Check each line of the data for "Video" and select those that have it.
Start of Excerpted records
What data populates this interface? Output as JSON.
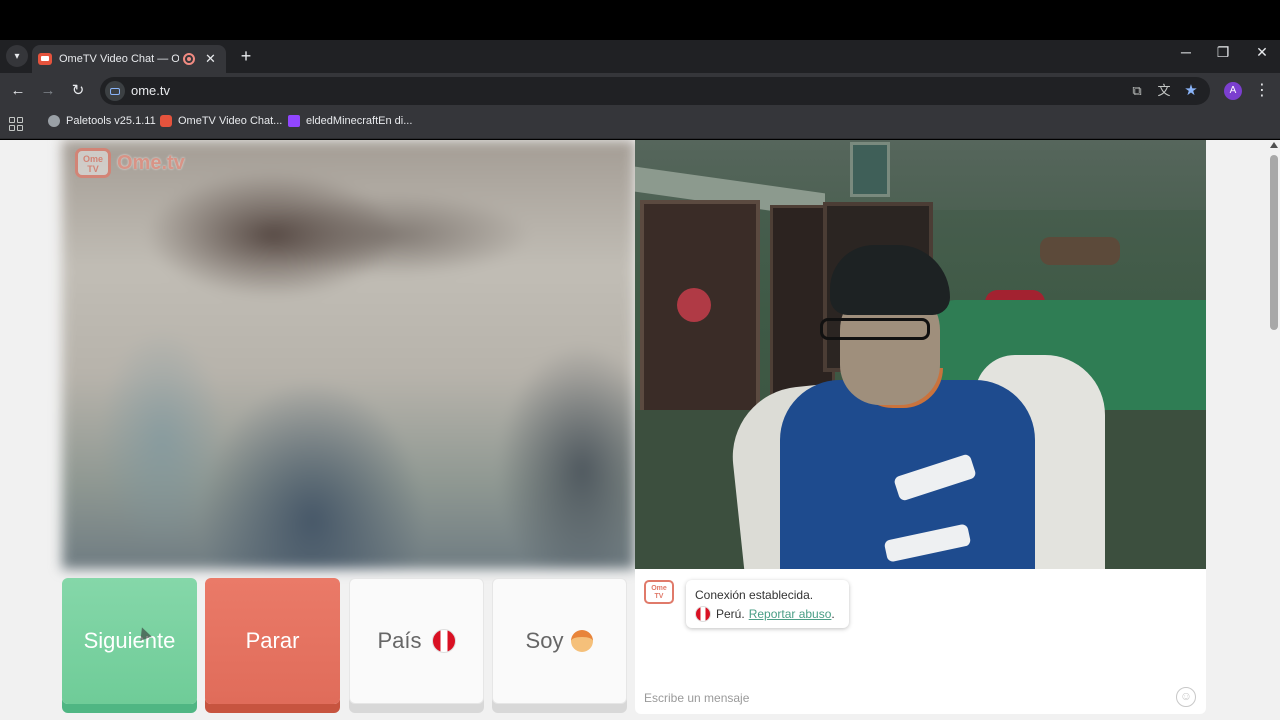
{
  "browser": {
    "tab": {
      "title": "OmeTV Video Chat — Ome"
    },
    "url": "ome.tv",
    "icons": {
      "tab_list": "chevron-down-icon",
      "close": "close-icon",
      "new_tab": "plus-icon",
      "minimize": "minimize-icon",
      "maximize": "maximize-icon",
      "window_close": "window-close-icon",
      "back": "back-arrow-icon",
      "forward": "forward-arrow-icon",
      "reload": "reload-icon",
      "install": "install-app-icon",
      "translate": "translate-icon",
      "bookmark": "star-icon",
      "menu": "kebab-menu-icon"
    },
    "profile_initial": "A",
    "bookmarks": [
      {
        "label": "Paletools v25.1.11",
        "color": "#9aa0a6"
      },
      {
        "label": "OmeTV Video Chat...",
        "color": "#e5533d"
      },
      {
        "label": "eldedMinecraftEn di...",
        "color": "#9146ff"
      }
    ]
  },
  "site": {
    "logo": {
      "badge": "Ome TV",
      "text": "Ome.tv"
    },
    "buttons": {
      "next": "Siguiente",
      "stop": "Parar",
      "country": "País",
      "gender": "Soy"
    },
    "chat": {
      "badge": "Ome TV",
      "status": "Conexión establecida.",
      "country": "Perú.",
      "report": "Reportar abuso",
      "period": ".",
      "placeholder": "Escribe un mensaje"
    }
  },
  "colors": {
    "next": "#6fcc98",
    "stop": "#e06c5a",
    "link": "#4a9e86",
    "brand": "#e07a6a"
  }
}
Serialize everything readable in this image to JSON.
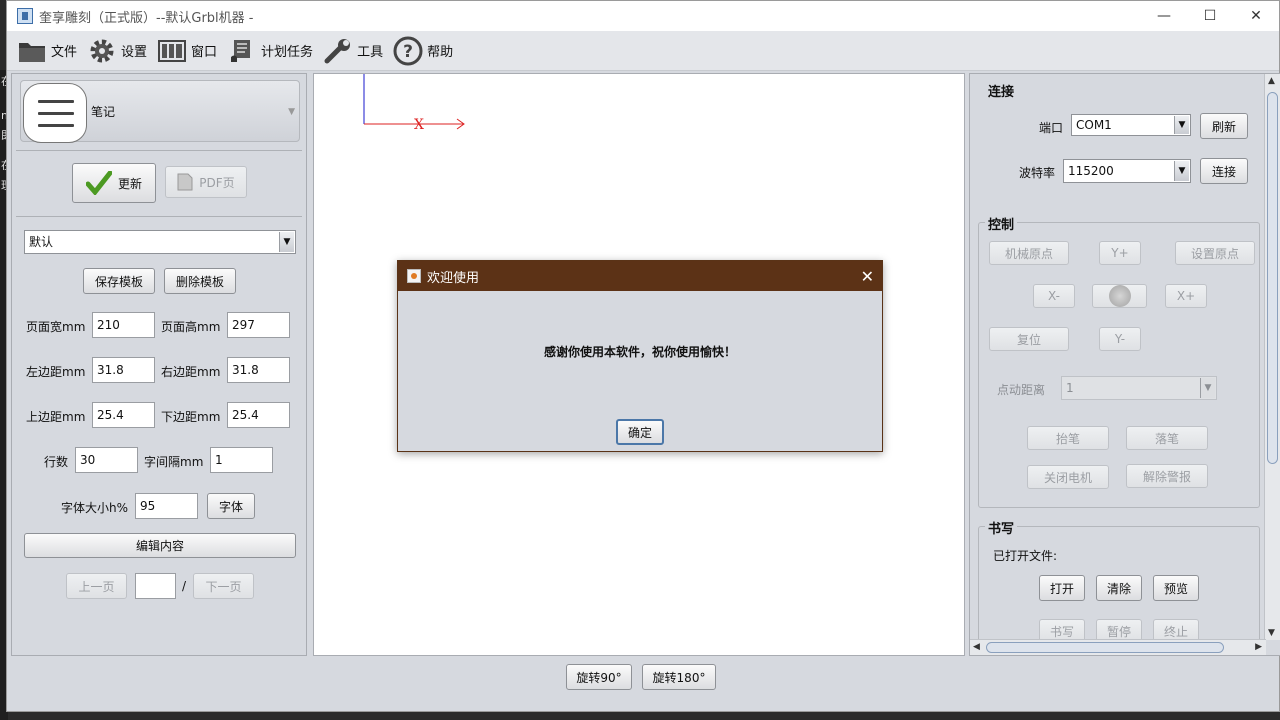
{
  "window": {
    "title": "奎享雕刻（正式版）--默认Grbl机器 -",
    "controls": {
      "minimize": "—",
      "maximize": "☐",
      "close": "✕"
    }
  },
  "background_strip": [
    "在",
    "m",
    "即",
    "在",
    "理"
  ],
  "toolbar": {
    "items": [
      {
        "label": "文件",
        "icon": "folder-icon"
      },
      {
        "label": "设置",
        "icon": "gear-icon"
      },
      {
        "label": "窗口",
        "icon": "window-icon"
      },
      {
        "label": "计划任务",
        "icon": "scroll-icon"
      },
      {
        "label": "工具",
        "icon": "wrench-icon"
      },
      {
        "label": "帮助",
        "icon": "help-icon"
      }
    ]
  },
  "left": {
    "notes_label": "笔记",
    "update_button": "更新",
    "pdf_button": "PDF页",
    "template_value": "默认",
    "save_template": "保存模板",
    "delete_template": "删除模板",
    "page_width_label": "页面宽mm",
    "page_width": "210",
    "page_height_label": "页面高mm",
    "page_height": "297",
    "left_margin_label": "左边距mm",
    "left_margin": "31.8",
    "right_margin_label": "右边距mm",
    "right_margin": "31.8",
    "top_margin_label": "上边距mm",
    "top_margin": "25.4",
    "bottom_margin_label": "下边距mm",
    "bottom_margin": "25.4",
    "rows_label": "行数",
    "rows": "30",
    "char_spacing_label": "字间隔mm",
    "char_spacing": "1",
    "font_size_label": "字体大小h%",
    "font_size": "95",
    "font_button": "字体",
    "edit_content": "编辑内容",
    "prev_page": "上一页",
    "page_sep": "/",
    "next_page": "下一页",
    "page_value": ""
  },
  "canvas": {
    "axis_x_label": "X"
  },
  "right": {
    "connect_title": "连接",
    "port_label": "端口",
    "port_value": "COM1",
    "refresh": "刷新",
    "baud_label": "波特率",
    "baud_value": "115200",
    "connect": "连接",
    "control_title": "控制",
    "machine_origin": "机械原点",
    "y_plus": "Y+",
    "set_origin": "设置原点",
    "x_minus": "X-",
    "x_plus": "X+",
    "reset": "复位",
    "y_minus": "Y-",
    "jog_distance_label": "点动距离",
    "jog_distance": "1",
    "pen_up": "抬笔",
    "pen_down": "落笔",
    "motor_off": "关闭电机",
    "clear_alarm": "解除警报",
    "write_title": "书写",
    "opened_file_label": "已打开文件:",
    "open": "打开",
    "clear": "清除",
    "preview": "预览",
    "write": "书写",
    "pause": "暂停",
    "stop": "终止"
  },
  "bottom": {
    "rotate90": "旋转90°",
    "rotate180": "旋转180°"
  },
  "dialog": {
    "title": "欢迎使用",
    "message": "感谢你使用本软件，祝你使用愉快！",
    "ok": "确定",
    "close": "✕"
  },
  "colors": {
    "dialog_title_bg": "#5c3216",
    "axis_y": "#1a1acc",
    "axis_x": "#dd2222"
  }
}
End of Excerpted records
## Result
      "title": "OmeTV Video Chat — Ome"
        "label": "OmeTV Video Chat...",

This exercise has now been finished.